Like some cheesy trade show demonstration, this was a one-and-done deal that made me a fan of the tool. However, I did continue to use it to clean up and even remove some tack welds while setting up link brackets on my differential, which further cemented my love for it. 

The only notable issue I ran into with the M12 Bandfile is how quickly it eats up batteries. I actually don't have any of the XC4.0 batteries on hand, and I did burn through the little 2.0Ah and 2.5Ah batteries I do have rapidly. While it didn't hold up the job significantly, having to stop and swap batteries frequently does get annoying. If you want the most out of this tool, you will want to get a couple of XC4.0 batteries to help you work seamlessly through bigger projects.

Hank O'Hop

Obviously, this is the tradeoff you make when picking the M12 Bandfile over a pneumatic variant. Not having to worry about charging batteries is a huge point in favor of air tools, especially if you're dealing with a ton of spot welds in one go. However, I'd still say this is the superior tool because not having to deal with an air hose in the awkward, tight spots working on cars puts you in makes such a massive difference. The lack of frustration allowis you to put more focus into the task at hand. Besides, situations that call for one to deal with hundreds of spot welds at once are few and far between, and you will be taking plenty of breaks throughout that kind of project anyway. 

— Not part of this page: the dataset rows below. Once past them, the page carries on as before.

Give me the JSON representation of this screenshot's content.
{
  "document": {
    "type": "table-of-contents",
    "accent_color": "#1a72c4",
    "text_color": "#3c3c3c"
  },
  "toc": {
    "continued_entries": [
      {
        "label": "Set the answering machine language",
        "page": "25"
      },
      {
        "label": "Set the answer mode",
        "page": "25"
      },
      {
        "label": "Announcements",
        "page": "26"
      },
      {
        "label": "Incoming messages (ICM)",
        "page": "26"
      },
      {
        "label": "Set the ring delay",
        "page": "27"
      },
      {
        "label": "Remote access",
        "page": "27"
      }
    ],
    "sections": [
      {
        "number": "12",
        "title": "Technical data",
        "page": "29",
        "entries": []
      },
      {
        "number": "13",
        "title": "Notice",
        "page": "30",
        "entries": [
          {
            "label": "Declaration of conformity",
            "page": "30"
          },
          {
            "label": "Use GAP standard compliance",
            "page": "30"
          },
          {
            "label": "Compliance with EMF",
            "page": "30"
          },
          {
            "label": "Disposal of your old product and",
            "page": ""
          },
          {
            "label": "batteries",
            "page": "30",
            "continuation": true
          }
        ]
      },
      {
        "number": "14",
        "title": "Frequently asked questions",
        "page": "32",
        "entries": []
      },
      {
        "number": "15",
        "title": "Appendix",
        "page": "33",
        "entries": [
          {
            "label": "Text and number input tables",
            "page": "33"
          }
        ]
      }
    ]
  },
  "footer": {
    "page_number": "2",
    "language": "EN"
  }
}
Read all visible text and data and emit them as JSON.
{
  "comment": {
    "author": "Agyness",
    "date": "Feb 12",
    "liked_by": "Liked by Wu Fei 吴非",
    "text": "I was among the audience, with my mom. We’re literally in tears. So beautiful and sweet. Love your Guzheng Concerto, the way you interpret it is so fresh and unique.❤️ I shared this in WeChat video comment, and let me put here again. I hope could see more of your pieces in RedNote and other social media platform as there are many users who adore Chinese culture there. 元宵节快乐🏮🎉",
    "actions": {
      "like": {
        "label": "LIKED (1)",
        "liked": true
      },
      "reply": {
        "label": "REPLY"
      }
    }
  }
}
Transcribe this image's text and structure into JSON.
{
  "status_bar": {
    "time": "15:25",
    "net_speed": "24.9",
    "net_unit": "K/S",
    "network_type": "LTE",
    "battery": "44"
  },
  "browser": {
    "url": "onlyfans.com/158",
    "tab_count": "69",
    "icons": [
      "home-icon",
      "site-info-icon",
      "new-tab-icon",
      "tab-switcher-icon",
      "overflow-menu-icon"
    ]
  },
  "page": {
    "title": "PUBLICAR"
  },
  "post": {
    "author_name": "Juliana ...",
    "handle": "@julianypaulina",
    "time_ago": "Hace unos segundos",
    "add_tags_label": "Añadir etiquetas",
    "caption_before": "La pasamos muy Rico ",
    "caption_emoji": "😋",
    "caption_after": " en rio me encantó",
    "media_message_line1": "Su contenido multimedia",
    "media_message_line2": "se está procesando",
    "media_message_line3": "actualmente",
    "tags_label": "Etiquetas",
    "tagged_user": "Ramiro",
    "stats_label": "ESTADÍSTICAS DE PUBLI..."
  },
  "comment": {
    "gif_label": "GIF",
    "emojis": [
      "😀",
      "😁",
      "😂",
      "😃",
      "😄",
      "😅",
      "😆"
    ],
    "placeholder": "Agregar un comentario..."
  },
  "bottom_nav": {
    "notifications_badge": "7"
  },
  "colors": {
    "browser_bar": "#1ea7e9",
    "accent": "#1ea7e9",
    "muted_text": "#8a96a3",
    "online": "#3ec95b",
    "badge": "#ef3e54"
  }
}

Before this, I used the cheap spot weld cutters you put into a drill. While they will get the job done, this is works so much better. It might not cut through the welds as quickly in perfect conditions, but you never have to worry about the tool suddenly binding and breaking off a tooth, nor is it as likely to blow through both layers of sheet metal, leaving you with a giant hole to plug. The M12 Bandfile is obviously more expensive off the hop; however, between the cost of a drill and the many spot weld cutters I've burnt up over the years, I'd say the M12 Bandfile is the more economical choice in the long run, especially with replacement belts being so cheap. 

Hank O'Hop

The Verdict

I won't call this a must-have tool for everyone. If you're just doing sheet metal work here and there, I recommend sticking to a drill and spot weld cutters or a pneumatic band file if you've already got an air compressor. After all, the tool-only retail of $249.00 isn't exactly pocket change.

Milwaukee M12 Bandfile
Ease Of Use10/10

That said, the M12 Bandfile is an absolute no-brainer if you work with sheet metal on a regular basis. It's a well-made, easy-to-use tool that works quickly through spot welds. It's also lightweight and packed with features that really simplify the user experience, which is really all you can ask for from a tool. Sharing batteries with more awesome M12 tools, like my beloved die grinder and cordless ratchets makes it an excellent investment all around.

I'm saying this all as a DIYer, though. I might get into really hardcore stuff in my free time, but I'm still not using these tools day in and day out to make a living. Still, I think it'd be hard to find anything much to complain about the package Milwuakees put together in any case.